» **DATA FOR PROCESSING**
####
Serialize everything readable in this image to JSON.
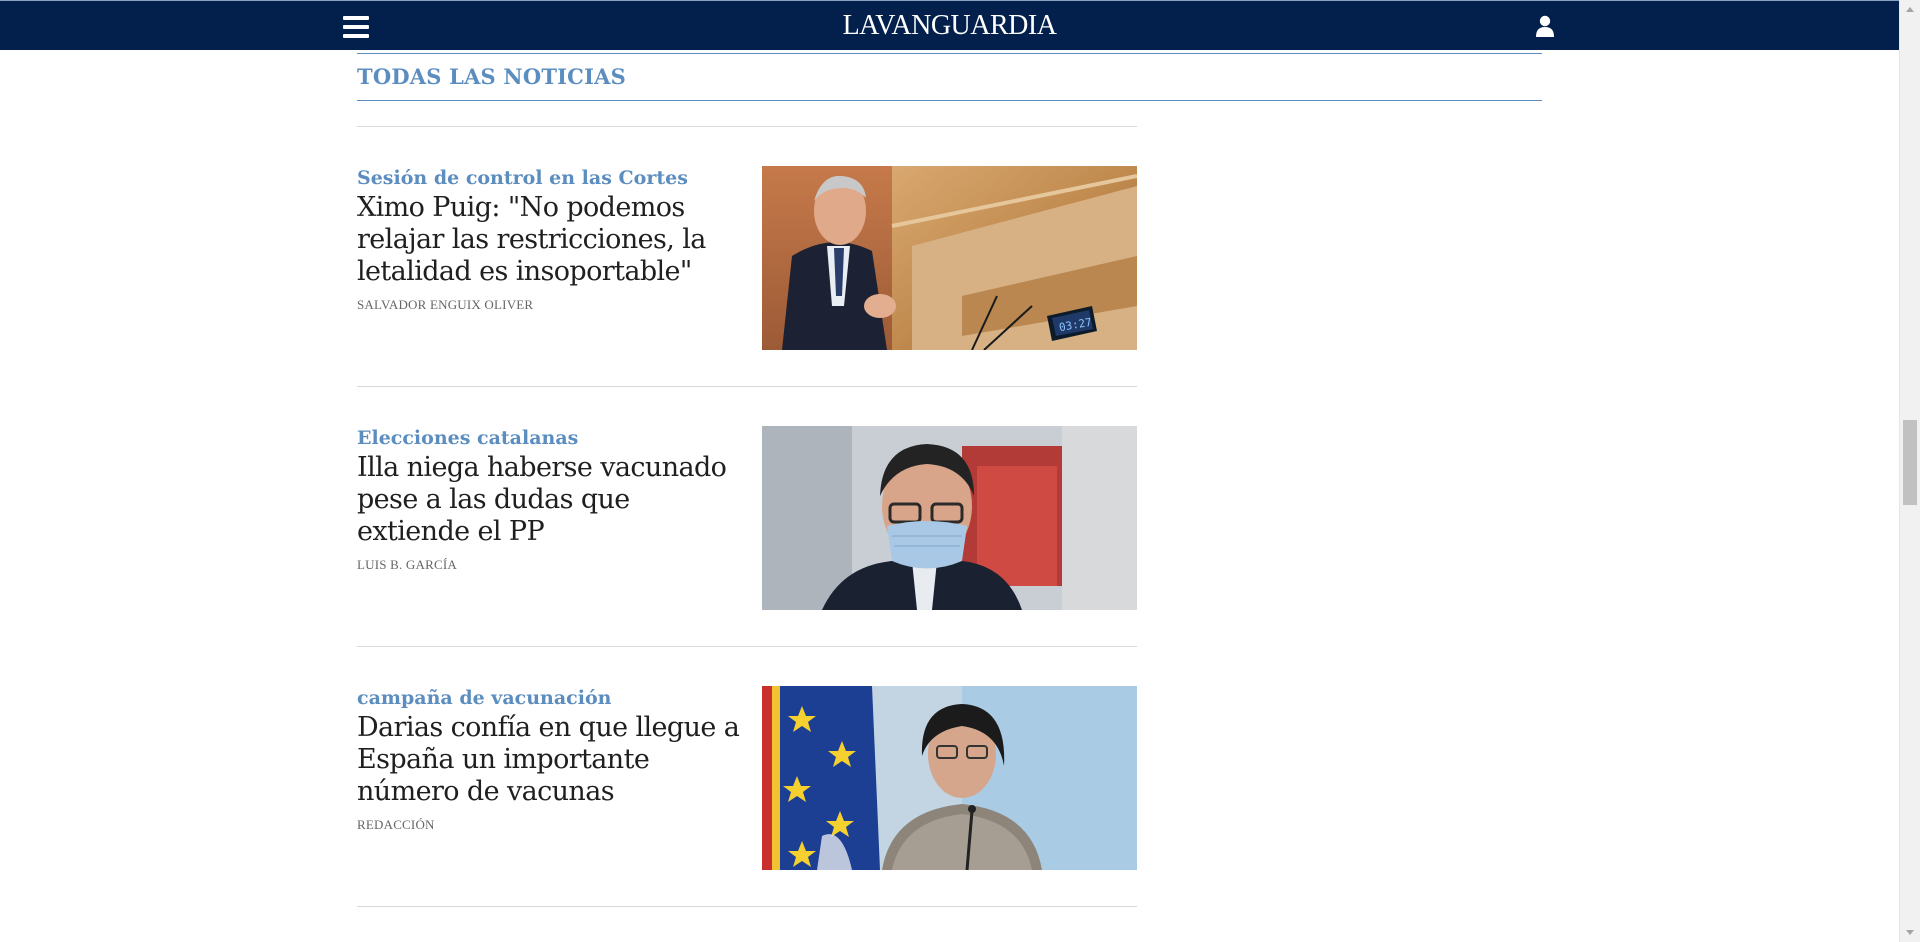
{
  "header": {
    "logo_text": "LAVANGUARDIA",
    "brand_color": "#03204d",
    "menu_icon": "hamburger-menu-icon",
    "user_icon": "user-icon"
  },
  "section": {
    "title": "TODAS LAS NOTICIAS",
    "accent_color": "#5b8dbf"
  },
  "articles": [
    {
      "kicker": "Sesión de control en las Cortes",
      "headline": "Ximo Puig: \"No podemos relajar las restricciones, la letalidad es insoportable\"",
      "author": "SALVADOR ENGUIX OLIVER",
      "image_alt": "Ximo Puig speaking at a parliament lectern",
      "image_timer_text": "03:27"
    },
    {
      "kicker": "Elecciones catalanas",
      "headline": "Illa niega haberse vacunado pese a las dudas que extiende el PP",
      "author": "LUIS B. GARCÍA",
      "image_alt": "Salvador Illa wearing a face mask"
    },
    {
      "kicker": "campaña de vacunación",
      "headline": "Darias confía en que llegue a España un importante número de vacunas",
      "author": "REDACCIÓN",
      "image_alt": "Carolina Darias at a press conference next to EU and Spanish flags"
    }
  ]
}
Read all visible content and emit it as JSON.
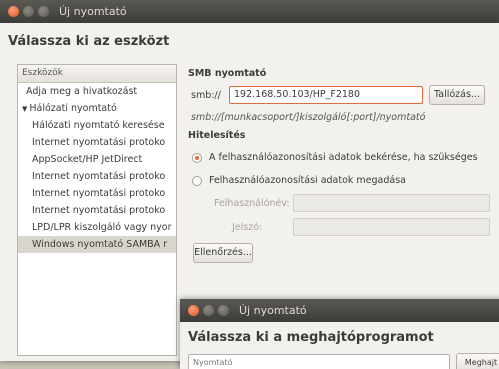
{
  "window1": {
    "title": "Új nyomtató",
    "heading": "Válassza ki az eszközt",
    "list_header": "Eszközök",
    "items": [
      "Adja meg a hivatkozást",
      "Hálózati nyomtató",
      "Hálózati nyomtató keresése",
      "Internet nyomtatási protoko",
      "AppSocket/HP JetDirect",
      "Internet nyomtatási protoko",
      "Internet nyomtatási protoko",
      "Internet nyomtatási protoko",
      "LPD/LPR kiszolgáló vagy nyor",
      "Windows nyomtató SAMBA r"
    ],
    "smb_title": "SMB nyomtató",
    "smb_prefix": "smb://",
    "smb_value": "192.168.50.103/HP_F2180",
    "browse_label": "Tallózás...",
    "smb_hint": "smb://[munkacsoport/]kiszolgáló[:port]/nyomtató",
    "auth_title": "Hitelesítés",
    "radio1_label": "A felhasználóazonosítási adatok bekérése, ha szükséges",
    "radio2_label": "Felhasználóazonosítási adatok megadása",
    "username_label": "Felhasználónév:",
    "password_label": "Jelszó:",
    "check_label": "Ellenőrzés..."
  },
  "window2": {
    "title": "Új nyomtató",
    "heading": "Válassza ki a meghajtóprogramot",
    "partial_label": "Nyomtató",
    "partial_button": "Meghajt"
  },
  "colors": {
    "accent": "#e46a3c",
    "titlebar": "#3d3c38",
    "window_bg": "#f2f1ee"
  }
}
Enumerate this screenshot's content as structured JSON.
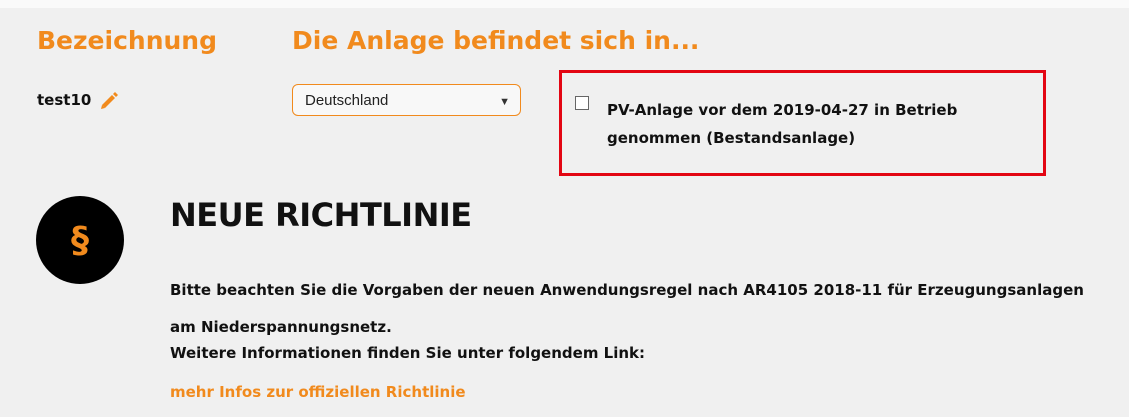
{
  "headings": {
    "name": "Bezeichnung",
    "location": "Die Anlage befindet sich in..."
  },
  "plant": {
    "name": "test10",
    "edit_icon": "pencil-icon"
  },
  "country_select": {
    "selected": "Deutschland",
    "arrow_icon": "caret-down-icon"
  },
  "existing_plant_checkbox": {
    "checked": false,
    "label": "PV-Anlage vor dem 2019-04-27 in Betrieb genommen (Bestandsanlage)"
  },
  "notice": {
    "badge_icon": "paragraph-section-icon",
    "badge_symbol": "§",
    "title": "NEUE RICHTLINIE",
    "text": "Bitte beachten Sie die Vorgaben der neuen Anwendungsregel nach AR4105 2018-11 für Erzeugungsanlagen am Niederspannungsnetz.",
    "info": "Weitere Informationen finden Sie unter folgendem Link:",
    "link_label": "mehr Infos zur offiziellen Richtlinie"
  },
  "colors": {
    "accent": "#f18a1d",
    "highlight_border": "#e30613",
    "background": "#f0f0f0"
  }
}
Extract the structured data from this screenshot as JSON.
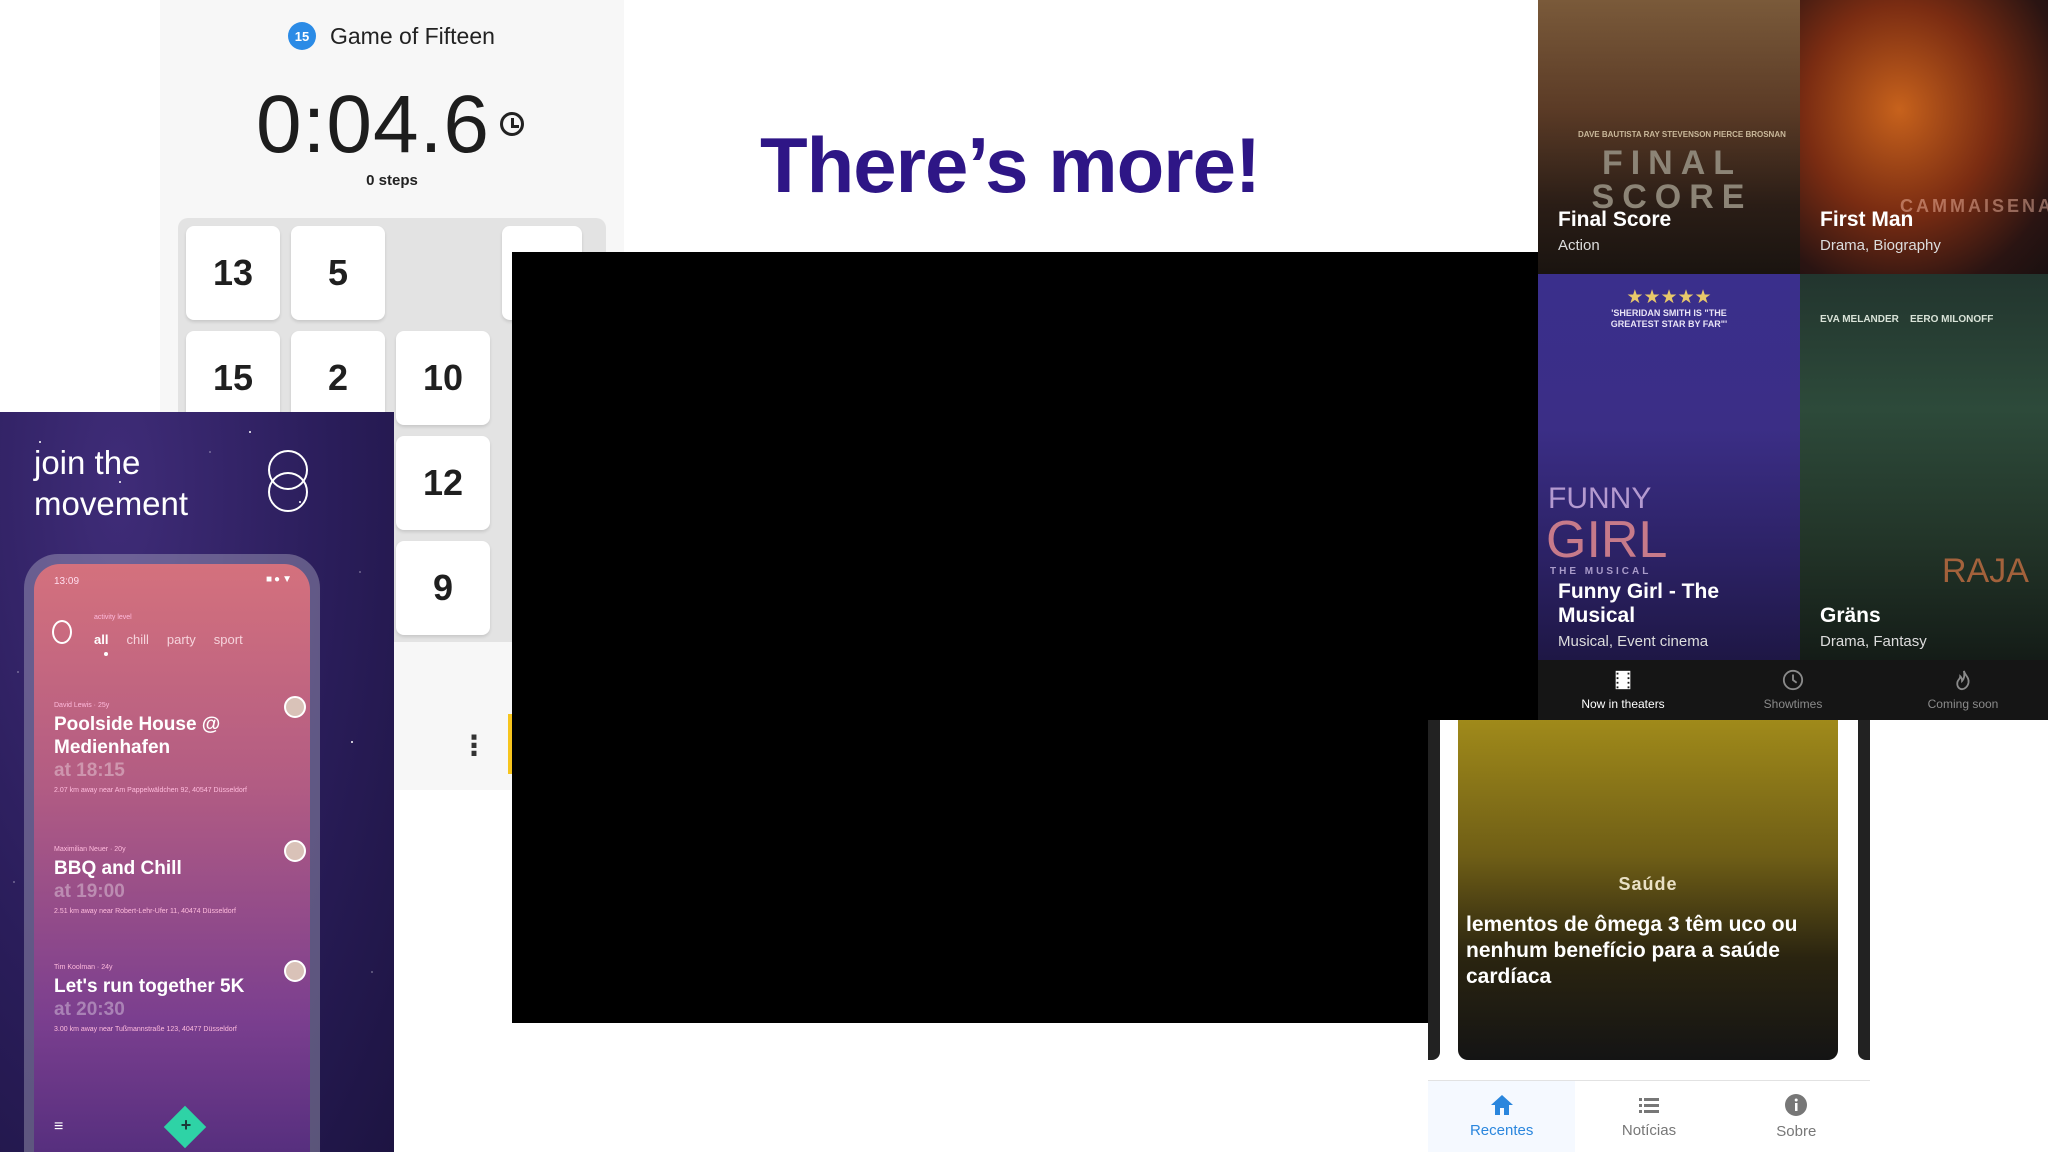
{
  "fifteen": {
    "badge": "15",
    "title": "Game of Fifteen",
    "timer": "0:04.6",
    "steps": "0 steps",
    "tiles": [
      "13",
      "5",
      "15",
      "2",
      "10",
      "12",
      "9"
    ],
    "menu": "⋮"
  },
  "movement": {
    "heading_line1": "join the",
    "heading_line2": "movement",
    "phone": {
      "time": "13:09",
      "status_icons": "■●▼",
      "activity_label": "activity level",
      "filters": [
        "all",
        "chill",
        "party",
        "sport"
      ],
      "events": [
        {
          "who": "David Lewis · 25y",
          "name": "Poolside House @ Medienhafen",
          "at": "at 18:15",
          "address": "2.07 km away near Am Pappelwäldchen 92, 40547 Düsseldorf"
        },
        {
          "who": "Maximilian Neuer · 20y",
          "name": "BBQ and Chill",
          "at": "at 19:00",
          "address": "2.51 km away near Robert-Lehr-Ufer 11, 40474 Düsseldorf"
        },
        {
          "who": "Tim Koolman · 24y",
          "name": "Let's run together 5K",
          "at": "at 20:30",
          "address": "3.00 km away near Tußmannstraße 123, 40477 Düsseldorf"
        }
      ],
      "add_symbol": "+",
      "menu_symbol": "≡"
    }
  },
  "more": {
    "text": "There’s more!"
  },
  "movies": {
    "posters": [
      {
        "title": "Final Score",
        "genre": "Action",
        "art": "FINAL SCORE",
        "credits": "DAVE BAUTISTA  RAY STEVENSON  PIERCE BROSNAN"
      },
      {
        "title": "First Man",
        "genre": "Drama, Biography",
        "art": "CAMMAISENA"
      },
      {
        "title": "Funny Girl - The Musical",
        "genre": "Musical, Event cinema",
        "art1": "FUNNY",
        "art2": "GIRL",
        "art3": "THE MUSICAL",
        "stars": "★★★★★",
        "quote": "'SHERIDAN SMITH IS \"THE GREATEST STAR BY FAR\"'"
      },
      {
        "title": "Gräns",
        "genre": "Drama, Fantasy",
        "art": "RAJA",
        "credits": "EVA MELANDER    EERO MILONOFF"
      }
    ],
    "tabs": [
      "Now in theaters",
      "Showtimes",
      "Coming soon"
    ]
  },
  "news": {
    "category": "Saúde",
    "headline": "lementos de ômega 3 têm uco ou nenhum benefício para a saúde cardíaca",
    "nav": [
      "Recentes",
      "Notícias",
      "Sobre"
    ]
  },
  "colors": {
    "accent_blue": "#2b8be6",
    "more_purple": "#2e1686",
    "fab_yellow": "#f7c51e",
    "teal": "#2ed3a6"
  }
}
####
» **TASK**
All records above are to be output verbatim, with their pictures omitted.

» **TASK SOLUTION**
Serialize everything readable in this image to JSON.
{
  "header": {
    "logo_text": "LAVANGUARDIA",
    "brand_color": "#03204d",
    "menu_icon": "hamburger-menu-icon",
    "user_icon": "user-icon"
  },
  "section": {
    "title": "TODAS LAS NOTICIAS",
    "accent_color": "#5b8dbf"
  },
  "articles": [
    {
      "kicker": "Sesión de control en las Cortes",
      "headline": "Ximo Puig: \"No podemos relajar las restricciones, la letalidad es insoportable\"",
      "author": "SALVADOR ENGUIX OLIVER",
      "image_alt": "Ximo Puig speaking at a parliament lectern",
      "image_timer_text": "03:27"
    },
    {
      "kicker": "Elecciones catalanas",
      "headline": "Illa niega haberse vacunado pese a las dudas que extiende el PP",
      "author": "LUIS B. GARCÍA",
      "image_alt": "Salvador Illa wearing a face mask"
    },
    {
      "kicker": "campaña de vacunación",
      "headline": "Darias confía en que llegue a España un importante número de vacunas",
      "author": "REDACCIÓN",
      "image_alt": "Carolina Darias at a press conference next to EU and Spanish flags"
    }
  ]
}
Read all visible content and emit it as JSON.
{
  "window1": {
    "title": "Új nyomtató",
    "heading": "Válassza ki az eszközt",
    "list_header": "Eszközök",
    "items": [
      "Adja meg a hivatkozást",
      "Hálózati nyomtató",
      "Hálózati nyomtató keresése",
      "Internet nyomtatási protoko",
      "AppSocket/HP JetDirect",
      "Internet nyomtatási protoko",
      "Internet nyomtatási protoko",
      "Internet nyomtatási protoko",
      "LPD/LPR kiszolgáló vagy nyor",
      "Windows nyomtató SAMBA r"
    ],
    "smb_title": "SMB nyomtató",
    "smb_prefix": "smb://",
    "smb_value": "192.168.50.103/HP_F2180",
    "browse_label": "Tallózás...",
    "smb_hint": "smb://[munkacsoport/]kiszolgáló[:port]/nyomtató",
    "auth_title": "Hitelesítés",
    "radio1_label": "A felhasználóazonosítási adatok bekérése, ha szükséges",
    "radio2_label": "Felhasználóazonosítási adatok megadása",
    "username_label": "Felhasználónév:",
    "password_label": "Jelszó:",
    "check_label": "Ellenőrzés..."
  },
  "window2": {
    "title": "Új nyomtató",
    "heading": "Válassza ki a meghajtóprogramot",
    "partial_label": "Nyomtató",
    "partial_button": "Meghajt"
  },
  "colors": {
    "accent": "#e46a3c",
    "titlebar": "#3d3c38",
    "window_bg": "#f2f1ee"
  }
}
Enumerate this screenshot's content as structured JSON.
{
  "headings": {
    "name": "Bezeichnung",
    "location": "Die Anlage befindet sich in..."
  },
  "plant": {
    "name": "test10",
    "edit_icon": "pencil-icon"
  },
  "country_select": {
    "selected": "Deutschland",
    "arrow_icon": "caret-down-icon"
  },
  "existing_plant_checkbox": {
    "checked": false,
    "label": "PV-Anlage vor dem 2019-04-27 in Betrieb genommen (Bestandsanlage)"
  },
  "notice": {
    "badge_icon": "paragraph-section-icon",
    "badge_symbol": "§",
    "title": "NEUE RICHTLINIE",
    "text": "Bitte beachten Sie die Vorgaben der neuen Anwendungsregel nach AR4105 2018-11 für Erzeugungsanlagen am Niederspannungsnetz.",
    "info": "Weitere Informationen finden Sie unter folgendem Link:",
    "link_label": "mehr Infos zur offiziellen Richtlinie"
  },
  "colors": {
    "accent": "#f18a1d",
    "highlight_border": "#e30613",
    "background": "#f0f0f0"
  }
}
Extract the structured data from this screenshot as JSON.
{
  "fifteen": {
    "badge": "15",
    "title": "Game of Fifteen",
    "timer": "0:04.6",
    "steps": "0 steps",
    "tiles": [
      "13",
      "5",
      "15",
      "2",
      "10",
      "12",
      "9"
    ],
    "menu": "⋮"
  },
  "movement": {
    "heading_line1": "join the",
    "heading_line2": "movement",
    "phone": {
      "time": "13:09",
      "status_icons": "■●▼",
      "activity_label": "activity level",
      "filters": [
        "all",
        "chill",
        "party",
        "sport"
      ],
      "events": [
        {
          "who": "David Lewis · 25y",
          "name": "Poolside House @ Medienhafen",
          "at": "at 18:15",
          "address": "2.07 km away near Am Pappelwäldchen 92, 40547 Düsseldorf"
        },
        {
          "who": "Maximilian Neuer · 20y",
          "name": "BBQ and Chill",
          "at": "at 19:00",
          "address": "2.51 km away near Robert-Lehr-Ufer 11, 40474 Düsseldorf"
        },
        {
          "who": "Tim Koolman · 24y",
          "name": "Let's run together 5K",
          "at": "at 20:30",
          "address": "3.00 km away near Tußmannstraße 123, 40477 Düsseldorf"
        }
      ],
      "add_symbol": "+",
      "menu_symbol": "≡"
    }
  },
  "more": {
    "text": "There’s more!"
  },
  "movies": {
    "posters": [
      {
        "title": "Final Score",
        "genre": "Action",
        "art": "FINAL SCORE",
        "credits": "DAVE BAUTISTA  RAY STEVENSON  PIERCE BROSNAN"
      },
      {
        "title": "First Man",
        "genre": "Drama, Biography",
        "art": "CAMMAISENA"
      },
      {
        "title": "Funny Girl - The Musical",
        "genre": "Musical, Event cinema",
        "art1": "FUNNY",
        "art2": "GIRL",
        "art3": "THE MUSICAL",
        "stars": "★★★★★",
        "quote": "'SHERIDAN SMITH IS \"THE GREATEST STAR BY FAR\"'"
      },
      {
        "title": "Gräns",
        "genre": "Drama, Fantasy",
        "art": "RAJA",
        "credits": "EVA MELANDER    EERO MILONOFF"
      }
    ],
    "tabs": [
      "Now in theaters",
      "Showtimes",
      "Coming soon"
    ]
  },
  "news": {
    "category": "Saúde",
    "headline": "lementos de ômega 3 têm uco ou nenhum benefício para a saúde cardíaca",
    "nav": [
      "Recentes",
      "Notícias",
      "Sobre"
    ]
  },
  "colors": {
    "accent_blue": "#2b8be6",
    "more_purple": "#2e1686",
    "fab_yellow": "#f7c51e",
    "teal": "#2ed3a6"
  }
}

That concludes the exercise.